EXERCISE REQUIREMENTS:
Your answer should be an exact copy of the lines from the one containing "Extract the structured" through the last line of the records below, without any pictures.

** AVAILABLE DATA follows **

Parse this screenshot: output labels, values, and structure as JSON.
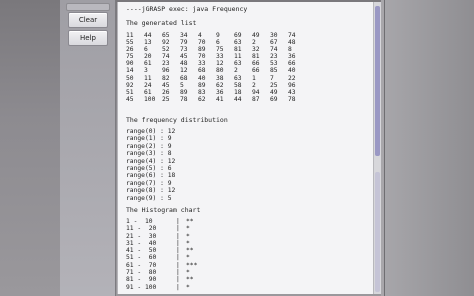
{
  "buttons": {
    "clear": "Clear",
    "help": "Help"
  },
  "console": {
    "command": "----jGRASP exec: java Frequency",
    "generated_heading": "The generated list",
    "numbers": [
      [
        11,
        44,
        65,
        34,
        4,
        9,
        69,
        49,
        30,
        74
      ],
      [
        55,
        13,
        92,
        79,
        70,
        6,
        63,
        2,
        67,
        48
      ],
      [
        26,
        6,
        52,
        73,
        89,
        75,
        81,
        32,
        74,
        8
      ],
      [
        75,
        20,
        74,
        45,
        70,
        33,
        11,
        81,
        23,
        36
      ],
      [
        90,
        61,
        23,
        48,
        33,
        12,
        63,
        66,
        53,
        66
      ],
      [
        14,
        3,
        96,
        12,
        68,
        80,
        2,
        66,
        85,
        40
      ],
      [
        50,
        11,
        82,
        68,
        40,
        38,
        63,
        1,
        7,
        22
      ],
      [
        92,
        24,
        45,
        5,
        89,
        62,
        58,
        2,
        25,
        96
      ],
      [
        51,
        61,
        26,
        89,
        83,
        36,
        18,
        94,
        49,
        43
      ],
      [
        45,
        100,
        25,
        78,
        62,
        41,
        44,
        87,
        69,
        78
      ]
    ],
    "frequency_heading": "The frequency distribution",
    "frequency": [
      "range(0) : 12",
      "range(1) : 9",
      "range(2) : 9",
      "range(3) : 8",
      "range(4) : 12",
      "range(5) : 6",
      "range(6) : 18",
      "range(7) : 9",
      "range(8) : 12",
      "range(9) : 5"
    ],
    "histogram_heading": "The Histogram chart",
    "histogram": [
      {
        "range": "1 -  10",
        "bar": "**"
      },
      {
        "range": "11 -  20",
        "bar": "*"
      },
      {
        "range": "21 -  30",
        "bar": "*"
      },
      {
        "range": "31 -  40",
        "bar": "*"
      },
      {
        "range": "41 -  50",
        "bar": "**"
      },
      {
        "range": "51 -  60",
        "bar": "*"
      },
      {
        "range": "61 -  70",
        "bar": "***"
      },
      {
        "range": "71 -  80",
        "bar": "*"
      },
      {
        "range": "81 -  90",
        "bar": "**"
      },
      {
        "range": "91 - 100",
        "bar": "*"
      }
    ]
  }
}
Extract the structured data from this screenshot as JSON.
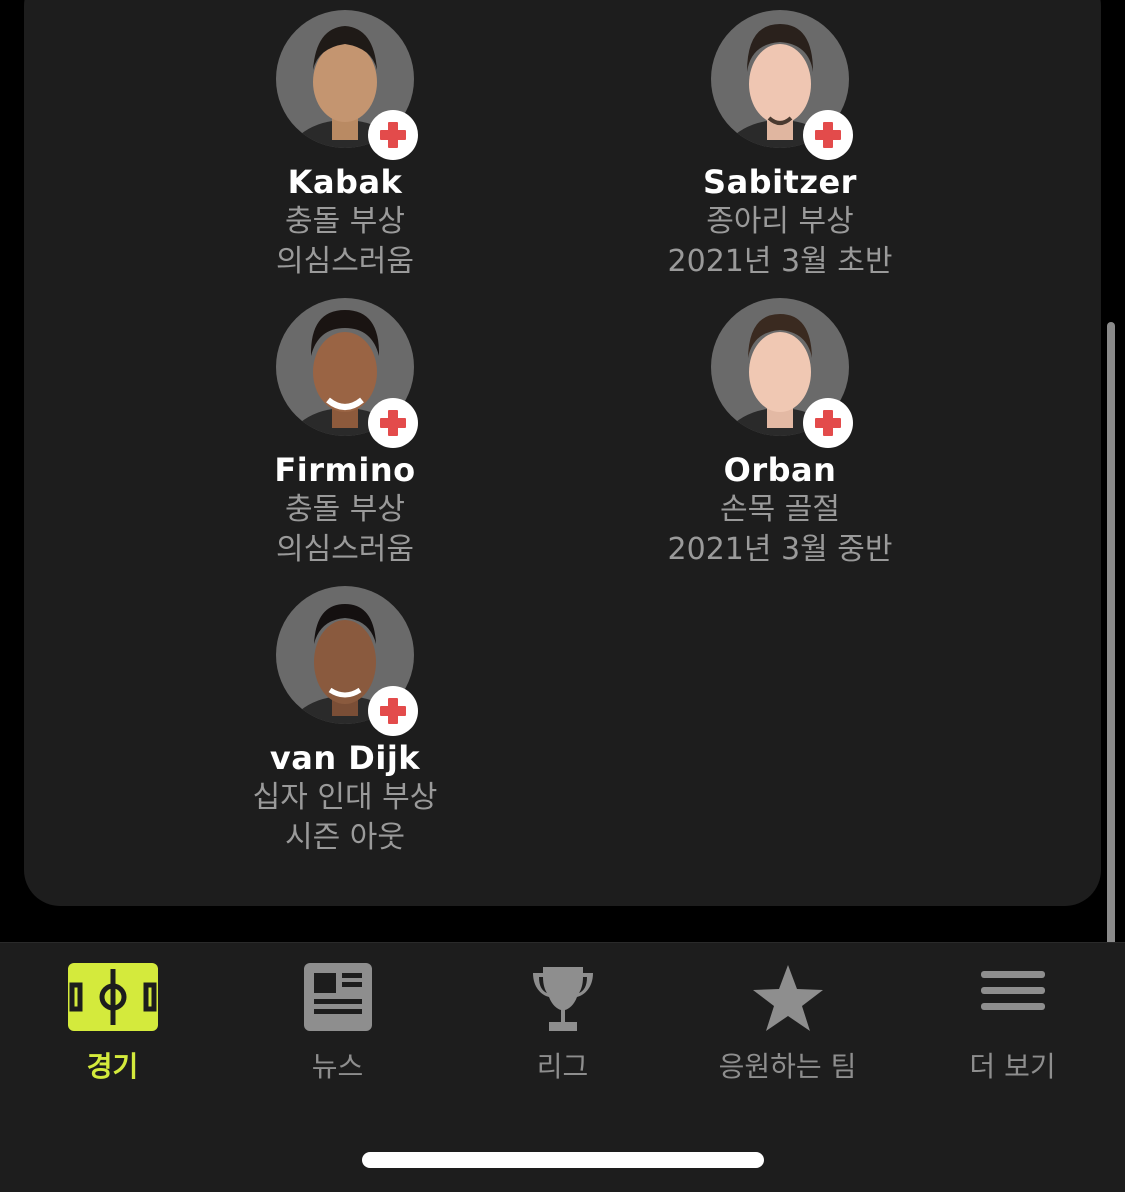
{
  "players": [
    {
      "name": "Kabak",
      "injury": "충돌 부상",
      "status": "의심스러움"
    },
    {
      "name": "Sabitzer",
      "injury": "종아리 부상",
      "status": "2021년 3월 초반"
    },
    {
      "name": "Firmino",
      "injury": "충돌 부상",
      "status": "의심스러움"
    },
    {
      "name": "Orban",
      "injury": "손목 골절",
      "status": "2021년 3월 중반"
    },
    {
      "name": "van Dijk",
      "injury": "십자 인대 부상",
      "status": "시즌 아웃"
    }
  ],
  "tabs": [
    {
      "label": "경기",
      "icon": "pitch-icon",
      "active": true
    },
    {
      "label": "뉴스",
      "icon": "newspaper-icon",
      "active": false
    },
    {
      "label": "리그",
      "icon": "trophy-icon",
      "active": false
    },
    {
      "label": "응원하는 팀",
      "icon": "star-icon",
      "active": false
    },
    {
      "label": "더 보기",
      "icon": "menu-icon",
      "active": false
    }
  ],
  "colors": {
    "accent": "#d4ea3c",
    "card_bg": "#1d1d1d",
    "injury_red": "#e34b4b",
    "muted_text": "#9a9a9a"
  }
}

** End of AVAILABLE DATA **

FINISHED TASK:
Extract the structured data from this screenshot as JSON.
{
  "players": [
    {
      "name": "Kabak",
      "injury": "충돌 부상",
      "status": "의심스러움"
    },
    {
      "name": "Sabitzer",
      "injury": "종아리 부상",
      "status": "2021년 3월 초반"
    },
    {
      "name": "Firmino",
      "injury": "충돌 부상",
      "status": "의심스러움"
    },
    {
      "name": "Orban",
      "injury": "손목 골절",
      "status": "2021년 3월 중반"
    },
    {
      "name": "van Dijk",
      "injury": "십자 인대 부상",
      "status": "시즌 아웃"
    }
  ],
  "tabs": [
    {
      "label": "경기",
      "icon": "pitch-icon",
      "active": true
    },
    {
      "label": "뉴스",
      "icon": "newspaper-icon",
      "active": false
    },
    {
      "label": "리그",
      "icon": "trophy-icon",
      "active": false
    },
    {
      "label": "응원하는 팀",
      "icon": "star-icon",
      "active": false
    },
    {
      "label": "더 보기",
      "icon": "menu-icon",
      "active": false
    }
  ],
  "colors": {
    "accent": "#d4ea3c",
    "card_bg": "#1d1d1d",
    "injury_red": "#e34b4b",
    "muted_text": "#9a9a9a"
  }
}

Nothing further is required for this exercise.